##### Raw data
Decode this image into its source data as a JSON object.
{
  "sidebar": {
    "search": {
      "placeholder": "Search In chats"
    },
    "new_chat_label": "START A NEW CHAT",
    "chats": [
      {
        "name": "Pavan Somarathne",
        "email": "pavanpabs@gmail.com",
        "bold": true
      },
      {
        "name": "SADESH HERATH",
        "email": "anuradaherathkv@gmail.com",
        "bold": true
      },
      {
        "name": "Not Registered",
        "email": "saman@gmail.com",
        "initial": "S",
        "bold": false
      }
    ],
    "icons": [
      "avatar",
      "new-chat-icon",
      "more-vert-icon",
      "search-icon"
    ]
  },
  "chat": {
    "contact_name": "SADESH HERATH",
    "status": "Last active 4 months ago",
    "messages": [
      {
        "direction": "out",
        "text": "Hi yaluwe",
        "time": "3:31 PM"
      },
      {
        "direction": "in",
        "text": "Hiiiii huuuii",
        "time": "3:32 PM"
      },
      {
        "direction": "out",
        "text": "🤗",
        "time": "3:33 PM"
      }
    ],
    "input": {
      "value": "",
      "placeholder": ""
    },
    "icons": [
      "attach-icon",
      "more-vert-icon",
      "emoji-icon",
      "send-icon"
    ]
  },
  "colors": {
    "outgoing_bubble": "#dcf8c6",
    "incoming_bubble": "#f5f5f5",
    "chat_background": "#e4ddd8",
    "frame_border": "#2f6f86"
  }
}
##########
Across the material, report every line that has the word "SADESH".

*Output of the task*:
        "name": "SADESH HERATH",
    "contact_name": "SADESH HERATH",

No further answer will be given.